One Monday night I was scrolling through Instagram and somehow I stumbled upon this lady, an Australian personal trainer who has developed an exercise and weight loss program that includes an app. After studying a few “transformation photos” on her Instagram feed (RED FLAG #1), I convinced myself that the app was exactly what I needed, a new exercise regimen with a focus on strength training multiple times a week.
Soon I was in my iTunes store purchasing the app (RED FLAG #2). After all, there was a free seven-day trial, and that should be enough, right? I began using the app in addition to my keeping up my weekly mileage. The app provided a meal plan, timed workouts, a space to take transformational photos, and the exciting possibility of having my food intake and exercise regimen literally at my fingertips 24/7 (RED FLAG #3).
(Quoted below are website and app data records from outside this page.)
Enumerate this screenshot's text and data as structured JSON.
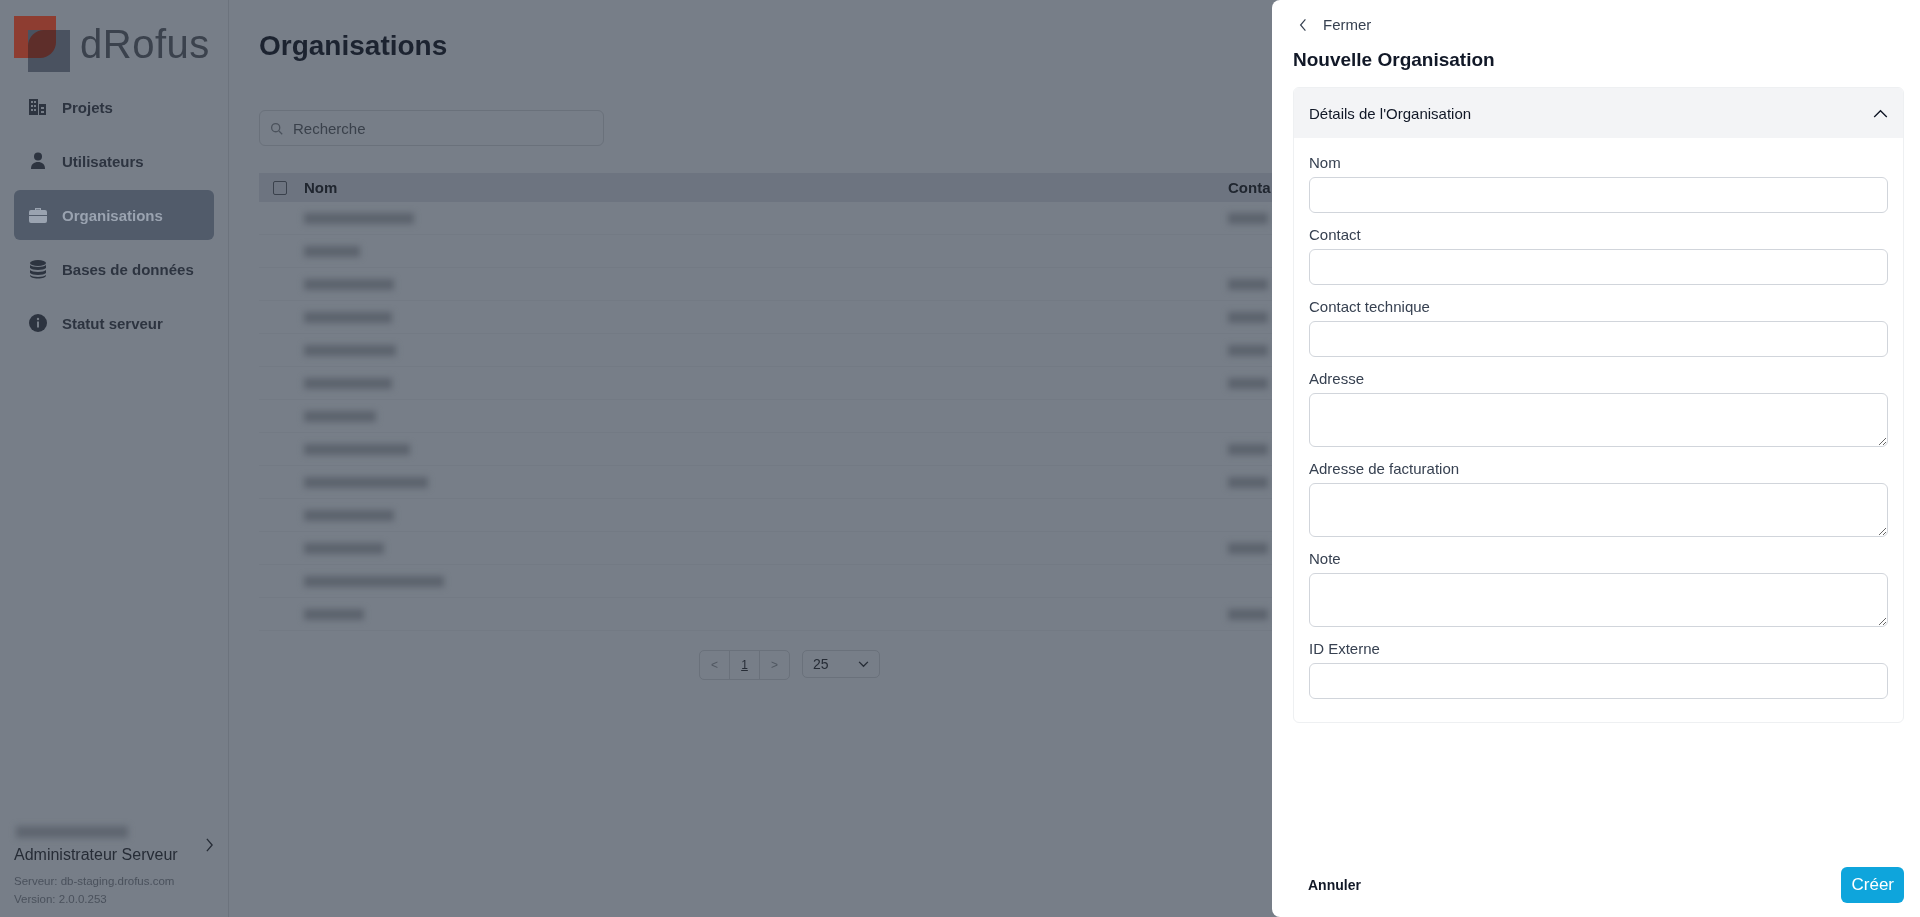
{
  "sidebar": {
    "logo": "dRofus",
    "nav": [
      {
        "label": "Projets",
        "selected": false
      },
      {
        "label": "Utilisateurs",
        "selected": false
      },
      {
        "label": "Organisations",
        "selected": true
      },
      {
        "label": "Bases de données",
        "selected": false
      },
      {
        "label": "Statut serveur",
        "selected": false
      }
    ],
    "user": {
      "role": "Administrateur Serveur",
      "server": "Serveur: db-staging.drofus.com",
      "version": "Version: 2.0.0.253"
    }
  },
  "main": {
    "title": "Organisations",
    "search": {
      "placeholder": "Recherche"
    },
    "table": {
      "columns": [
        "Nom",
        "Conta"
      ],
      "select_all_checked": false,
      "rows": [
        {
          "has_contact": true
        },
        {
          "has_contact": false
        },
        {
          "has_contact": true
        },
        {
          "has_contact": true
        },
        {
          "has_contact": true
        },
        {
          "has_contact": true
        },
        {
          "has_contact": false
        },
        {
          "has_contact": true
        },
        {
          "has_contact": true
        },
        {
          "has_contact": false
        },
        {
          "has_contact": true
        },
        {
          "has_contact": false
        },
        {
          "has_contact": true
        }
      ]
    },
    "pagination": {
      "prev": "<",
      "pages": [
        {
          "label": "1",
          "selected": true
        }
      ],
      "next": ">",
      "page_size": "25"
    }
  },
  "panel": {
    "close": "Fermer",
    "title": "Nouvelle Organisation",
    "section": {
      "title": "Détails de l'Organisation",
      "expanded": true,
      "fields": [
        {
          "label": "Nom",
          "kind": "input"
        },
        {
          "label": "Contact",
          "kind": "input"
        },
        {
          "label": "Contact technique",
          "kind": "input"
        },
        {
          "label": "Adresse",
          "kind": "textarea"
        },
        {
          "label": "Adresse de facturation",
          "kind": "textarea"
        },
        {
          "label": "Note",
          "kind": "textarea"
        },
        {
          "label": "ID Externe",
          "kind": "input"
        }
      ]
    },
    "footer": {
      "cancel": "Annuler",
      "submit": "Créer"
    }
  }
}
While The Voice was telling me the app would be good for me, my subconscious fought back a little by making me wonder if the app would be good for a runner’s lifestyle. I examined the aspects of the program and weighed the pros and cons and whether or not they would work to improve my running. I considered whether the app was worth the money for distance runners who have already established a healthy, balanced lifestyle. Thankfully, I turned to my Salty sisters for advice. Initially I asked them whether they thought the app would be beneficial to my running. They saw through me and instead of critiquing the app, they spoke to me.
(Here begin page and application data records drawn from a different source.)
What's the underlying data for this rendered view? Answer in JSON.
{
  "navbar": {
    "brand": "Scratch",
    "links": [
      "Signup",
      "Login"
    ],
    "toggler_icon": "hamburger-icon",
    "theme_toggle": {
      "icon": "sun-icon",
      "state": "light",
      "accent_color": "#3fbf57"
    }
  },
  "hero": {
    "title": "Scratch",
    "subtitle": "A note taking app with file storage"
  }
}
Here are some nuggets of wisdom from our conversation:
Cilantro: “Strength train if you want to be stronger but not because you want to look different.”
Salty: “If by pursuing your life’s goals you get a hot body, yeah! But a hot body is not worth pursuing for its own sake.”
Tea: “My worth is not tied to weight and, hello, we all need a break and time to chill out. Life happens, so enjoy whatever moment you’re in!”
Pimento: “My mantra is ‘form follows function.’ If I focus on how my body is functioning and try to get it to the level of functioning that I want for running, what it looks like becomes completely secondary.”
Pumpkin: “What helps me through the hard times is ‘Does my body allow me to do the things I want to do’ rather than focus on how it appears. When I focus less on appearance and more on being strong and capable I feel much more awesome.”
Paprika: “Life it too short not to eat fries with your burger after a hard workout.”
My friends helped me realize I was attracted to the app for all the wrong reasons. Why was I so eager to trade in my balanced runner life for the promise of a “bikini body” from some stupid app on my phone? I am a runner and I take pride in the hard work I’ve done to make running such a big part of my identity. Running helps me maintain balance and as I have mentioned before, this relationship with distance has healed me and protected me from the ugliest part of myself, but, as I learned, it has not cured me.
When I run to run, to perform, with a purpose other than changing the appearance of my body, then running can be my meditation, my therapy, and one of my best friends and greatest loves. Running to perform helps me maintain healthy boundaries like how it makes me organize my weekends (ahem, alcohol consumption) around my long runs and encourages me to mindfully nourish my body. I strengthen my body based upon my running needs and I allow myself to rest when I need to heal. I have worked so hard to get to this point in loving my body and myself and I felt so embarrassed by my brief obsession with this dumb app on my phone.
If you are having a bad body image day, week, or even month, I hope you have friends like mine who can help remind you that you are good enough. If you find yourself fixated on some app or “fitness” program because you want to change the way your body looks, like I was, please know that an app, a fitness program, or even the abs you wish you had do not deliver happiness, fulfillment, or joy. You will not find a companion in an app, a support system in a circuit, a sisterhood in a sculpted oblique. Running is more than a practice or a hobby or a training log. Running has the potential to take you to the most beautiful places and the most victorious moments. Running can bring you the most compassionate friends, that support system you need, and that sisterhood that makes life great.
Step away from the mirror, put down the phone, and slip on your running shoes. Just stand in them for a minute to reflect on what running gives you.
Who do you turn to when the body image blues flare up? How do you conquer The Voice?